> [TO DO] The answer should consist of every line in the material below that has the word "this".

· · ·

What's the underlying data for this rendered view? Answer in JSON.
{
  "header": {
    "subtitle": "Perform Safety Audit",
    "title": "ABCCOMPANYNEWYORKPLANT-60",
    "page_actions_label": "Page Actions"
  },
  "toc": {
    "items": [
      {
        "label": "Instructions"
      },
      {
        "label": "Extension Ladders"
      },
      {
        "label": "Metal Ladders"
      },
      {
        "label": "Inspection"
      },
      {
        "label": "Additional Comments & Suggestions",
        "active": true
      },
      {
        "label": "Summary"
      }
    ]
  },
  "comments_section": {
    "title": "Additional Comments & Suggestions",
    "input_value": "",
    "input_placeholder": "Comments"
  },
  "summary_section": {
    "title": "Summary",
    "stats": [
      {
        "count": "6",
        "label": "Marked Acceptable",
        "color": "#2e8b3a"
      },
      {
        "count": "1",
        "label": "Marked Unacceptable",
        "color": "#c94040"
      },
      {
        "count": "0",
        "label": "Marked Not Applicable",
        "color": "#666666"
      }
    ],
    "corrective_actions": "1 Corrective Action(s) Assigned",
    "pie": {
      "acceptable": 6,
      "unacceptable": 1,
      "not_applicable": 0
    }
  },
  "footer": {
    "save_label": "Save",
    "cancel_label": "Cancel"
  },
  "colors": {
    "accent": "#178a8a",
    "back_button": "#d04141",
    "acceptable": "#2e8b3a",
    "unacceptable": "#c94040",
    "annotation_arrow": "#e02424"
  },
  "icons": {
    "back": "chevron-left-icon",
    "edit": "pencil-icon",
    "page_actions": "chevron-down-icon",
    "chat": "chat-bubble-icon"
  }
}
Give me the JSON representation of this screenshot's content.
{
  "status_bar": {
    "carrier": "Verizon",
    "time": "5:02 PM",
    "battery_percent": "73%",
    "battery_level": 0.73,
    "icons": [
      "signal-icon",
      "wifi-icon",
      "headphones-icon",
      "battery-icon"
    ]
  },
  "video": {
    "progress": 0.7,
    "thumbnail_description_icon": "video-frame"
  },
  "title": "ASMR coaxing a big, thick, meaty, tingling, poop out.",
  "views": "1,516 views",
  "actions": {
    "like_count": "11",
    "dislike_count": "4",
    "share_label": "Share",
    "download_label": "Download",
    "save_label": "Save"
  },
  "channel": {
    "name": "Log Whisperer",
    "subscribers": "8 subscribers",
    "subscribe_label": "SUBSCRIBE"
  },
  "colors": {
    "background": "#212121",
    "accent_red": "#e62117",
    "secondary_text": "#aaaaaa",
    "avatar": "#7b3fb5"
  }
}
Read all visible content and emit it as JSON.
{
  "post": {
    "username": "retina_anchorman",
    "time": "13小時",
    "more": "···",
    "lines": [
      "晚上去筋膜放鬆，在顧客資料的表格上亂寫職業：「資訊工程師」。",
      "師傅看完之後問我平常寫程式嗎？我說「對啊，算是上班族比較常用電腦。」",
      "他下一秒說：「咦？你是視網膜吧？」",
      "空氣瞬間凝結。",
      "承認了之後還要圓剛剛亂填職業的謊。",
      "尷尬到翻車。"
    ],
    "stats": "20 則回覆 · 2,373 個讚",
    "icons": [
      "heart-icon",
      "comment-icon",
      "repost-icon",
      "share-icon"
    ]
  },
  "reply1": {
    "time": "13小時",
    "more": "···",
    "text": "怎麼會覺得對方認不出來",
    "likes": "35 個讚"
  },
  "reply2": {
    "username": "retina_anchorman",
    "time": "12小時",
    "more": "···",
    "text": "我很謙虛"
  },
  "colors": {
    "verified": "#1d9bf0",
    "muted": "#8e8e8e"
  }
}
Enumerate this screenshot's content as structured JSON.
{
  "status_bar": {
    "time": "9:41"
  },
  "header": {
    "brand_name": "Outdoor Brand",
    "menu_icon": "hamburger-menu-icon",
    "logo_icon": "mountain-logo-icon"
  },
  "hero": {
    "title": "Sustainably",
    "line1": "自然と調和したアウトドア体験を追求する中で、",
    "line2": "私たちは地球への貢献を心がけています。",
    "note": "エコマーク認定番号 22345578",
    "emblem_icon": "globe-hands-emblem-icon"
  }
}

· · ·

> [SOLVED EXERCISE]
What's the underlying data for this rendered view? Answer in JSON.
Give me the JSON representation of this screenshot's content.
Enumerate this screenshot's content as structured JSON.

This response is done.